Have you dealt with this general specialist (GC) before?How got the job done go? How did it compare with other contractors you have worked with?Did the GC communicate plainly throughout the project?Was the GC on the job often? If not, who supervised the deal with site?Were there any issues or surprises?How was the work quality?Were there cost overruns or delays, and why?Would you recommend them for your kind of job?How long have you stayed in business at your existing location?How lots of tasks like this have you complete?What is the average square-foot expense for this kind of job?How much experience do you have with energy-efficient building and construction, green structure, passive solar (or whatever your unique interests are)? Who will monitor the building on site?Who will I communicate with about task progress, modifications, and any issues that may arise? (Yes, there will be issues!) What work will your own workers carry out (instead of subs)? How do you prefer to work: competitive quote, cost-plus, worked out price, or something other?What is your company's greatest strength?( For remodeling): What efforts do you take to keep the job site tidy and safe for kids, and to keep dust out of the living quarters?Do you have a standard set of composed specifications! - hire.?.!? Do you use a standard written contract that I can review?Hiring a basic specialist, without the advantage of a designer to manage contract and job administration has its advantages and disadvantages, as follows:( without an architect associated with the building stage) This is the easiest method to get a big project finished.
If there's an issue, it's the specialist's responsibility to repair it. A good contractor will have excellent subs, who appear on time and do work to the requirements set by the professional. premier remodel.
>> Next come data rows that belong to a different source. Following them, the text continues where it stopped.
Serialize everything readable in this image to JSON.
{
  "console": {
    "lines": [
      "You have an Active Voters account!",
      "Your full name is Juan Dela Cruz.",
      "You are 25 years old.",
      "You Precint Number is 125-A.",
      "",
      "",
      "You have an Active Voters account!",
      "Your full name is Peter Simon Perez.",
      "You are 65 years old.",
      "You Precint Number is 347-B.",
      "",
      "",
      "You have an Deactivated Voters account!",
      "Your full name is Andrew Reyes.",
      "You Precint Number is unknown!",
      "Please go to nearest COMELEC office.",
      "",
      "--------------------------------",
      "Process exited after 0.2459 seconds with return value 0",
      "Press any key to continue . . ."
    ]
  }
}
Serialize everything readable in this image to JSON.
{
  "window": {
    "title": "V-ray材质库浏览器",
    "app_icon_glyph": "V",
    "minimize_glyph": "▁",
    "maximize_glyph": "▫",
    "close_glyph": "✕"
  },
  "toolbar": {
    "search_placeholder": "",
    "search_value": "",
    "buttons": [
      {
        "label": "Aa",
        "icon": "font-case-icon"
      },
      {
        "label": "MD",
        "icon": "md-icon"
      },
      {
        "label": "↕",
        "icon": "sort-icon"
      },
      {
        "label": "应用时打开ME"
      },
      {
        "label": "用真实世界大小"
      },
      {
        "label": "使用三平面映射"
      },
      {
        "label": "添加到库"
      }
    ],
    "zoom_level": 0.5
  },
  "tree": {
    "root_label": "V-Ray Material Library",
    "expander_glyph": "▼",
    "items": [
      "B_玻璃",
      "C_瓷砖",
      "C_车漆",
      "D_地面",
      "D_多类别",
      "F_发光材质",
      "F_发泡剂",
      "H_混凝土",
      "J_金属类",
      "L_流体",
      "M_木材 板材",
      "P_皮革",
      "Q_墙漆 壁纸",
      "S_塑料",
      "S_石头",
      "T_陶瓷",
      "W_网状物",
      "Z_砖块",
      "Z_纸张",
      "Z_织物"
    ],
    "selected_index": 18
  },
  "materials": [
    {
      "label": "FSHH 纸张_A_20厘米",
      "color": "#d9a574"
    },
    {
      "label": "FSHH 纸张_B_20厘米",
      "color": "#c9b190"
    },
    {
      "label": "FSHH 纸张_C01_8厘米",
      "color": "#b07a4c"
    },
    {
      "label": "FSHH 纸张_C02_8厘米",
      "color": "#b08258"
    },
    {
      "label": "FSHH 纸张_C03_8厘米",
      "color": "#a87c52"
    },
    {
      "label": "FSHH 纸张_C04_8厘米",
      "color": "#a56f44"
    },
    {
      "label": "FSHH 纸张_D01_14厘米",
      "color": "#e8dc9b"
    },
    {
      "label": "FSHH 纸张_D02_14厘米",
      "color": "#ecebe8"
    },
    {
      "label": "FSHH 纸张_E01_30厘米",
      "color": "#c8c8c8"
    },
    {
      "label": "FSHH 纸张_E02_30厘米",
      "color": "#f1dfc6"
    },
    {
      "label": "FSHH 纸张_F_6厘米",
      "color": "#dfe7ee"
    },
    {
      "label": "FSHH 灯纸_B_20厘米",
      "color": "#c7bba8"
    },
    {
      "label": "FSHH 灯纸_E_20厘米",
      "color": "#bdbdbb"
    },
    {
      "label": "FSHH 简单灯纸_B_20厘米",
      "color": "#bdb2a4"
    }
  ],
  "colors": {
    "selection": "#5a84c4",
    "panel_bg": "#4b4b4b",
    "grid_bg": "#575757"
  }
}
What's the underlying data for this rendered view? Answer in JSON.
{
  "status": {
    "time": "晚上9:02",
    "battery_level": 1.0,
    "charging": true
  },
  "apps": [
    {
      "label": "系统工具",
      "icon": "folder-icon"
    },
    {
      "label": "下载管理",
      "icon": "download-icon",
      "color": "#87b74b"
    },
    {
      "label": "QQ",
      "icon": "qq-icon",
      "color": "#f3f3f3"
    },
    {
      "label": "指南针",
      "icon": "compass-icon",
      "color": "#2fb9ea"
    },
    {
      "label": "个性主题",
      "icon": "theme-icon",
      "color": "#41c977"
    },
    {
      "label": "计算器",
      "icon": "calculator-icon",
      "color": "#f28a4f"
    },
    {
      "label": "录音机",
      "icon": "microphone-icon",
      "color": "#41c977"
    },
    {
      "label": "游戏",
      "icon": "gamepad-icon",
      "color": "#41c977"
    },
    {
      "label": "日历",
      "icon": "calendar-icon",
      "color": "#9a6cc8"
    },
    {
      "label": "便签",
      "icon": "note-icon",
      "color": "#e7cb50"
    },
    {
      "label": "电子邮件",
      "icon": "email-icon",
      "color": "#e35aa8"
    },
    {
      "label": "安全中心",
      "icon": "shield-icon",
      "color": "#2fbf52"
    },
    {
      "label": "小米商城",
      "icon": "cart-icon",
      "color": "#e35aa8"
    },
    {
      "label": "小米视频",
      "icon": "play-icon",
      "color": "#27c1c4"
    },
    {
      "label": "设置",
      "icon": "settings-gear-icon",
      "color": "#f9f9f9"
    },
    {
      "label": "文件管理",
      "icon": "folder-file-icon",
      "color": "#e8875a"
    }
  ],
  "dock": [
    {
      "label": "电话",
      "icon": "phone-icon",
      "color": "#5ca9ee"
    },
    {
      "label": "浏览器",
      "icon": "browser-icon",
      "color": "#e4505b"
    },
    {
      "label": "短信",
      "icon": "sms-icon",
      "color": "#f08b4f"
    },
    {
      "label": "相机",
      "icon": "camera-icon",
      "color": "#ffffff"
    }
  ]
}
If you have a great contract, and a fair payment schedule, you will some take advantage of throughout the project.
There are no checks and balances, so you need to put a lot of trust in the GC.If there are issues, there's no one to moderate (although some contracts have a mediation or arbitration clause). bbb rating a website. You have actually got to work things out straight with the contractor, who probably understands a lot more than you about building and construction.